S1-2.2 Wednesday, Jan. 4 Computational analysis of hummingbird flight ALTSHULER, D.L.*; SEGRE, P.S.; STRAW, A.D.; University of British Columbia; University of British Columbia; Institute for Molecular Pathology email@example.com

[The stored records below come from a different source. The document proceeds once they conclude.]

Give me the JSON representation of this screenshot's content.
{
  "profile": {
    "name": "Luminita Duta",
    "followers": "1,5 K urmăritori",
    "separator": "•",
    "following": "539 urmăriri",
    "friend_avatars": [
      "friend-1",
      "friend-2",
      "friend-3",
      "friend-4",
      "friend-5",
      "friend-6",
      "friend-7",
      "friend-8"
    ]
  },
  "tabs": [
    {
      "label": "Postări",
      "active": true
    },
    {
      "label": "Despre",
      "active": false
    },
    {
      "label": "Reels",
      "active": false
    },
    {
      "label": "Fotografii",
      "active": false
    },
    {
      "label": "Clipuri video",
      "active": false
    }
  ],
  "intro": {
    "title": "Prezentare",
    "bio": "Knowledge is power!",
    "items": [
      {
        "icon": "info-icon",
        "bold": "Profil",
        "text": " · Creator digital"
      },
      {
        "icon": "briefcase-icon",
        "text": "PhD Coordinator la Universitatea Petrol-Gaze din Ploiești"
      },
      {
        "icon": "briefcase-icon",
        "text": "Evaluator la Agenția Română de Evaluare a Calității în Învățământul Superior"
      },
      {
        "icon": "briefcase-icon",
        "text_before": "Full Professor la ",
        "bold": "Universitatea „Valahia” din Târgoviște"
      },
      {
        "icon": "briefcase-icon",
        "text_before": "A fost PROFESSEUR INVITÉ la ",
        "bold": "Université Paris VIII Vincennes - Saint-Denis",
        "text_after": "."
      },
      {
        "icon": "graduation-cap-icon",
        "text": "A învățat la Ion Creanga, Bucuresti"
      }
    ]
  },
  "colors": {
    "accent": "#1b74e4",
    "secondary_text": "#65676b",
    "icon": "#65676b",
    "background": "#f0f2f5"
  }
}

A central challenge to the study of maneuverability is complexity because animal movement occurs with coordination of multiple rotational and translational degrees of freedom, each with complicated time histories. One solution is to break down extended periods of motion into a hierarchy of movement at different temporal scales. For example, the decomposition of movement into simpler building blocks has been used in robotic control applications and to describe kinematic and neural control features in both humans and animals. Recent work in flying insects suggests that specific combinations of rotation and translation form discrete units of movement that are then assembled to form more complex motion trajectories. We tested the generality of this model for flying animals by examining Anna’s hummingbirds (Calype anna) during periods of solitary and paired (competitive) flight in a large arena. The three dimensional positions and orientations were determined using a custom-designed automated tracking system capable of high temporal and spatial resolution. Unlike the previous description of insect flight modes, hummingbirds varied axial and torsional velocities continuously and no discrete units of movement were detected. However, the range of motions was constrained for both pure velocity components and for combinations of torsional and axial velocities. Comparing solitary to competitive flights across multiple days further revealed that the limits on movement vary by individual, behavioral manipulation and day of measurement. This suggests that a computational framework for describing free flight maneuvers can be used to study the limits to maneuvering performance.